Now, the details. This team (which has 15 members from almost as many institutions) secured two collections of MRSA isolates: 43 collected from all over the globe between 1982 and 2003, and 20 from a single hospital in Thailand, collected between October 2006 and November 2007. All of the isolates were ST239, which is a hospital-acquired strain that is particularly prevalent in Asia. They analyzed them using high-throughput sequencing, with a particular analyzer (Illumina) that could produce whole genomes of up to 96 isolates very quickly (an extraordinary advance from the weeks and months it used to take to achieve a single whole genome). Then they compared the genomes, looking for single-letter changes in the genetic code (single-nucleotide polymorphisms, SNPs or “snips,” and also insertions and deletions of nucleotides). They used those findings to construct a “family tree” of 239 that tracks very nicely with the known history of MRSA’s emergence and initial spread, and that pinpoints rare but intriguing importations of clones from certain areas into other parts of the world.
But it’s what they found in the Thai hospital isolates that is especially interesting. (Most of this is not explicit in the paper, but was related in the press briefing that Science conducted on Wednesday). The differences that can be seen in the whole-genome analysis can’t be discerned by earlier identification methods, so the isolates collected at the hospital appeared to be the same. However, they weren’t the same. Some of them were very closely related, and formed what seems to have been a chain of person-to-person transmission — a true hospital-acquired outbreak. But others of them were not so closely related, either to the outbreak or to each other. What they were, instead, were individual importations into the hospital of a hospital strain that had been acquired outside the hospital, and were carried in by staff, patients, visitors.
You can see where this is going, right? If all the cases in the hospital had represented patient to patient transmission within a known outbreak, excellent infection control might have corralled them. But some of them were not part of that outbreak, so infection control measures aimed at that outbreak would not have kept those other cases from spreading. What would have stopped them from spreading, as the authors pointed out, is detecting them at some other point in their entry into the hospital:
…”That implies you have to have a different perspective on where you are going to apply your infection-control procedures and strategies,” co-author Dr. Sharon Peacock of the University of Cambridge said during the briefing.
What that sounds like — and the authors acknowledged as much — is an argument for active detection and isolation/active surveillance and testing/search and destroy, the process of screening some percentage of patients coming into a hospital for MRSA carriage so that the bug can be detected and dealt with long before its presence triggers an outbreak.
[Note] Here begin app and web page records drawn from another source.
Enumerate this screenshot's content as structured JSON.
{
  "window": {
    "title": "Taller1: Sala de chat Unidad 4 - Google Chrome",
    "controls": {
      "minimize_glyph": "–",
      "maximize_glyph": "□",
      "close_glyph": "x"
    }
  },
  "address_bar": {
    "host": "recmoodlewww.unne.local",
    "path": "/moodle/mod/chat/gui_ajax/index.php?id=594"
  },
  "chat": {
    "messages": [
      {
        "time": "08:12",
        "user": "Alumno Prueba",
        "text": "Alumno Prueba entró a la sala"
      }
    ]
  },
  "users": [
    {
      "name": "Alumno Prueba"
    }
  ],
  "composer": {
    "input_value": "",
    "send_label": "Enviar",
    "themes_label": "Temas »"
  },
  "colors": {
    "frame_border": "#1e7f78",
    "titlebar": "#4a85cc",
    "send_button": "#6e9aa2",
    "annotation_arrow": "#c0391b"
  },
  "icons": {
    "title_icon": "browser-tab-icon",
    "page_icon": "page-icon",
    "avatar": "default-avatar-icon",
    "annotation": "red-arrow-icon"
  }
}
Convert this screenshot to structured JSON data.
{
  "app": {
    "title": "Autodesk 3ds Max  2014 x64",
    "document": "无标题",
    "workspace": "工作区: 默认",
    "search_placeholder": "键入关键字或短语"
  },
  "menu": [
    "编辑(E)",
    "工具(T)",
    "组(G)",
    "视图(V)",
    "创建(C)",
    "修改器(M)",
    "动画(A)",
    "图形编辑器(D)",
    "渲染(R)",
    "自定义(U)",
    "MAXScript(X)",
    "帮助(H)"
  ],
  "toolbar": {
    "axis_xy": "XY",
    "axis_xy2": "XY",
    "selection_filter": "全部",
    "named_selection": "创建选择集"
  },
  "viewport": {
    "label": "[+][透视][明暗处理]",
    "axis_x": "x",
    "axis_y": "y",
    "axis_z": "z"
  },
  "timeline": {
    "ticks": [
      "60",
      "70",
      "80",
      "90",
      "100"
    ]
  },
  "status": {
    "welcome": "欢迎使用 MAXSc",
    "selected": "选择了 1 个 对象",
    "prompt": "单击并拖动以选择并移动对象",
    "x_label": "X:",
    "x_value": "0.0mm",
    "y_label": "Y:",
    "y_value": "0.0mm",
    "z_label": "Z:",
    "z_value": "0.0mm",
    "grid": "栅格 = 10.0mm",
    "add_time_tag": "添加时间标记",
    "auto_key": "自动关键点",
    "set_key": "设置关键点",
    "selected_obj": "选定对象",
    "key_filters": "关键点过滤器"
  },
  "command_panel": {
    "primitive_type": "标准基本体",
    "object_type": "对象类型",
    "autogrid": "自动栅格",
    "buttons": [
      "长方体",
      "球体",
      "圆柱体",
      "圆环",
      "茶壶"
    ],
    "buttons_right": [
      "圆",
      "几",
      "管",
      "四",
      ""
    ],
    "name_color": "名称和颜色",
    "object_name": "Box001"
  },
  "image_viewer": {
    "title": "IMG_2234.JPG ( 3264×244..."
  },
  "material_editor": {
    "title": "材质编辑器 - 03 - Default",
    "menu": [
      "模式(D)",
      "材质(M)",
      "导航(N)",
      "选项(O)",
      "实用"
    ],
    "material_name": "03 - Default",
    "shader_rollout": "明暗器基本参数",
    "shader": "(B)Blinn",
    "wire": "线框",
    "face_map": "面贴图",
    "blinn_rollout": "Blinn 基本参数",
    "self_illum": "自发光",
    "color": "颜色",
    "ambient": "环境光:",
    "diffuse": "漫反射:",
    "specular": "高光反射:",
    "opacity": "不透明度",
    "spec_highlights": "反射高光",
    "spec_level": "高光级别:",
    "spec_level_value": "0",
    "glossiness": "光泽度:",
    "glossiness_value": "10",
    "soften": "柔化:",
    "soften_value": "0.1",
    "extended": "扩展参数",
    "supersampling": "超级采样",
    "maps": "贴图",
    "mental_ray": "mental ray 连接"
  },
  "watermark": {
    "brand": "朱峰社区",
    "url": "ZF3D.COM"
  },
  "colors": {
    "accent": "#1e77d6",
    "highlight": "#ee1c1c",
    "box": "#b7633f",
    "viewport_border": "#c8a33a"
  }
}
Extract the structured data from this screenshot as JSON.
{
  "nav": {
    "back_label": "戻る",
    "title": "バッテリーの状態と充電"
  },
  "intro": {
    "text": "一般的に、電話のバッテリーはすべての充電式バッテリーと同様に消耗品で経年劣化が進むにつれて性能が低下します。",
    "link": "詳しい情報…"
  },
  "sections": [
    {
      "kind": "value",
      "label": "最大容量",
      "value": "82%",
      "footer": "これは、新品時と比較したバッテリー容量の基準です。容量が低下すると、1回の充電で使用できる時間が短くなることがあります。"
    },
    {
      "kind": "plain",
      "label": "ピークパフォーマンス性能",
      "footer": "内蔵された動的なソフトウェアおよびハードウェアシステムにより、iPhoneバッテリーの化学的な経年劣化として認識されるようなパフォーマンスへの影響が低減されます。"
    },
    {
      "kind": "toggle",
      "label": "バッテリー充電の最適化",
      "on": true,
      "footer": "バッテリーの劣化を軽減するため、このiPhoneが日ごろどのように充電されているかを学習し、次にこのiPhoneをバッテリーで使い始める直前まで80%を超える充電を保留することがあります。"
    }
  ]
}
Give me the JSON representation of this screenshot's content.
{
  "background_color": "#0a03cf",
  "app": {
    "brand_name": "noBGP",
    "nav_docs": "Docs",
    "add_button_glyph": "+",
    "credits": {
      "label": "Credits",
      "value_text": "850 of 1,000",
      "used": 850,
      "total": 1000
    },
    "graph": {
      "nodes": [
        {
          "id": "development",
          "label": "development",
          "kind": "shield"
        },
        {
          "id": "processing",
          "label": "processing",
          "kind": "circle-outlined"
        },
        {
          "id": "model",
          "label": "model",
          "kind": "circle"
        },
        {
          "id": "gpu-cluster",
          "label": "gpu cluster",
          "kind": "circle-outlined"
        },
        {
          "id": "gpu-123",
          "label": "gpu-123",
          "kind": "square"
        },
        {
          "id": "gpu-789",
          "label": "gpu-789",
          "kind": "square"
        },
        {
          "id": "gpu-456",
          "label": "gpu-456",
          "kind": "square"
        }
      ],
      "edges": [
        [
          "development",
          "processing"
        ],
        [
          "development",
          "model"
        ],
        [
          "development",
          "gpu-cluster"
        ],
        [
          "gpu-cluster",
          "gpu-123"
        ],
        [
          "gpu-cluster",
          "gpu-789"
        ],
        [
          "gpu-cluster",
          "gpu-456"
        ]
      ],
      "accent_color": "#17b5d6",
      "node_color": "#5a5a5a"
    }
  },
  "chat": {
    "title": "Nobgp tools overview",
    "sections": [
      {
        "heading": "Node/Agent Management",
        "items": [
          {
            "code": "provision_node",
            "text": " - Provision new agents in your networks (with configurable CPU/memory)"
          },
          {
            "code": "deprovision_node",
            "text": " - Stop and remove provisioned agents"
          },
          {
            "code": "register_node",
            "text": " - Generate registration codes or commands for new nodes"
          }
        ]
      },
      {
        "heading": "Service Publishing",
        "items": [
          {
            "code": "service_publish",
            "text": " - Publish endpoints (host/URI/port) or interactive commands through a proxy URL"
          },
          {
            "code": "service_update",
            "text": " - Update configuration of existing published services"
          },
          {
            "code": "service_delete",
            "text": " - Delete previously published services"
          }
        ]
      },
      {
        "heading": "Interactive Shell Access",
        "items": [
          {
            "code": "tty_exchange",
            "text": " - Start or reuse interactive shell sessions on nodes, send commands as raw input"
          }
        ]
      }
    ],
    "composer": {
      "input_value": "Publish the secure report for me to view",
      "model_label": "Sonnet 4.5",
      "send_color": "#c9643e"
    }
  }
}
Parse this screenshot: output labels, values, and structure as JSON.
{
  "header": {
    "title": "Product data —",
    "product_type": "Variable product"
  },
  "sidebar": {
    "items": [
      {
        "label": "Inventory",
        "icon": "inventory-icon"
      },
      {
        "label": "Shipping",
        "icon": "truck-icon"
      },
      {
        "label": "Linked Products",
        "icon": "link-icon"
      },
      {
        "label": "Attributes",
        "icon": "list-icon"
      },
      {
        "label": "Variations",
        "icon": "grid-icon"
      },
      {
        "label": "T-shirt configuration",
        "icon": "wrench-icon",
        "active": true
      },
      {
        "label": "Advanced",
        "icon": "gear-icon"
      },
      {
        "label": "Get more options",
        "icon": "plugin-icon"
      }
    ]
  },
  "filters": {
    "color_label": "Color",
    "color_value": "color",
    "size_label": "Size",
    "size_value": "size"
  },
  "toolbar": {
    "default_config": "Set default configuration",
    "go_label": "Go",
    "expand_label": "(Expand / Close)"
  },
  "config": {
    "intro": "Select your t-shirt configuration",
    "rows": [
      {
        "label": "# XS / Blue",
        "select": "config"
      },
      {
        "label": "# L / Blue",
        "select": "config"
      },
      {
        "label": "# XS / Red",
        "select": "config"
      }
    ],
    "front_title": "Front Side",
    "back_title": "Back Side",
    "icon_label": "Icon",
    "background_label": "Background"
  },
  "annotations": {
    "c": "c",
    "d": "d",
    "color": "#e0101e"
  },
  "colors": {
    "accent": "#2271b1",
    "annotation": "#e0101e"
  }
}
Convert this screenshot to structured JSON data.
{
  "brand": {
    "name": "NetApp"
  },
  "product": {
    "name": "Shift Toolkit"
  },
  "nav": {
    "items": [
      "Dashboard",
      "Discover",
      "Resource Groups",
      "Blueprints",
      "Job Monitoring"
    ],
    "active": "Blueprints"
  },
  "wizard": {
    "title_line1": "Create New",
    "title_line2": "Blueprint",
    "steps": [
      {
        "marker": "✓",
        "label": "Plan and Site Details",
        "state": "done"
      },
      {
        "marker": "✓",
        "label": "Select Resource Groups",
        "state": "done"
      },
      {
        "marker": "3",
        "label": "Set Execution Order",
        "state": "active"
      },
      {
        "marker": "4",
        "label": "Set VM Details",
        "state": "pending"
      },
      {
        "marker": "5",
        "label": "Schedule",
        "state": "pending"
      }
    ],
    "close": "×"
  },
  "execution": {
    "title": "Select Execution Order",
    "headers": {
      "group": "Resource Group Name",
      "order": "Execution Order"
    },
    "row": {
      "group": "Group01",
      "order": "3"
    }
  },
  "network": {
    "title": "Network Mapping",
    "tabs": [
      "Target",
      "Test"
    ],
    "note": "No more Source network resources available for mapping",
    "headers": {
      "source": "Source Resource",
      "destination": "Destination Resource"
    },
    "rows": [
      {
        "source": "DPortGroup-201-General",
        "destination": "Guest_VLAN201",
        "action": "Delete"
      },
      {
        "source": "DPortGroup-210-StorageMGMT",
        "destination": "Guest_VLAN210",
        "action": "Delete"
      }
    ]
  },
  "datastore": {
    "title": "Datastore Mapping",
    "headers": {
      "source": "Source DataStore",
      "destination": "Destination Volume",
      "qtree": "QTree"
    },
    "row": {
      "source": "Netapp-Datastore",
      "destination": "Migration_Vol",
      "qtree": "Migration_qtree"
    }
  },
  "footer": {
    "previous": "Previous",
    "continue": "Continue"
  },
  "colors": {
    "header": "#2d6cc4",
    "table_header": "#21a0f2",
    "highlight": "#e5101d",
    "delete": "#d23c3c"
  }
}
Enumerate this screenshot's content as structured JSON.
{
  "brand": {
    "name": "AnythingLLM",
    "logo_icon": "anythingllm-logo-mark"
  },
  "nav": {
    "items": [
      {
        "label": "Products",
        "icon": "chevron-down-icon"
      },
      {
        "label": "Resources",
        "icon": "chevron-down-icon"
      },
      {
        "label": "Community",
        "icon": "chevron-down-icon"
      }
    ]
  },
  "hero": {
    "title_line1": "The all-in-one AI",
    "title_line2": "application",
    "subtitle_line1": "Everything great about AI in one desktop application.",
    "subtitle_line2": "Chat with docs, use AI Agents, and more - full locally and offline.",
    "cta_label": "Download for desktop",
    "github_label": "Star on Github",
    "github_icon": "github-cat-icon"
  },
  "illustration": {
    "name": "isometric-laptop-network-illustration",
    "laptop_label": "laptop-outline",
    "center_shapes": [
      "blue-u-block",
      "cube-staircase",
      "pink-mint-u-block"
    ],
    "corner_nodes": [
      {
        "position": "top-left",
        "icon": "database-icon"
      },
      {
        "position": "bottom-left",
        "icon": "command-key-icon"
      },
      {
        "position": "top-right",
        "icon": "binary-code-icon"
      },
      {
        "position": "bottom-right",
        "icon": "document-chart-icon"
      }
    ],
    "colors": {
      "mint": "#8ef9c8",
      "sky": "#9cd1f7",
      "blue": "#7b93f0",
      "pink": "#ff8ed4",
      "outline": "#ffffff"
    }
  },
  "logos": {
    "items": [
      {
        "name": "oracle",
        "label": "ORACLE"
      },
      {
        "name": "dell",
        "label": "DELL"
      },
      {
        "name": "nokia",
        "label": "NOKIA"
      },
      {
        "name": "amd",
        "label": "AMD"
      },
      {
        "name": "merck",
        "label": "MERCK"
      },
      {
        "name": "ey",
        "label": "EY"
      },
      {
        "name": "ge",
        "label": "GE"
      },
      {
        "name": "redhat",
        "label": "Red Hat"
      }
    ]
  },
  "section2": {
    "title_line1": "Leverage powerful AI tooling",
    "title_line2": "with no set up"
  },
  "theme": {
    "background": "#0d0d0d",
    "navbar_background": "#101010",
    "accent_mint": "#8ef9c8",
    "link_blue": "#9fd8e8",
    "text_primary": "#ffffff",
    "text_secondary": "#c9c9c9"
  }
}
It is probably not a coincidence that the majority of the authors (including Peacock) are British, and search and destroy has recently become widely accepted in the UK; in fact, the National Health Service recently made it mandatory.
But search and destroy remains remarkably controversial here in the US, despite strong proof of concept demonstrations in healthcare institutions such as Evanston-Northwestern Healthcare, and adoption throughout the VA system. I’ll be interested to see whether this paper makes a dent in the overall resistance to search and destroy, and if not, to hear why not.
The cite is: Harris SR, Feil EJ, Holden MTG, et al. Evolution of MRSA during hospital transmission and intercontinental spread. Science 2010 Jan 22;327(5964):469-74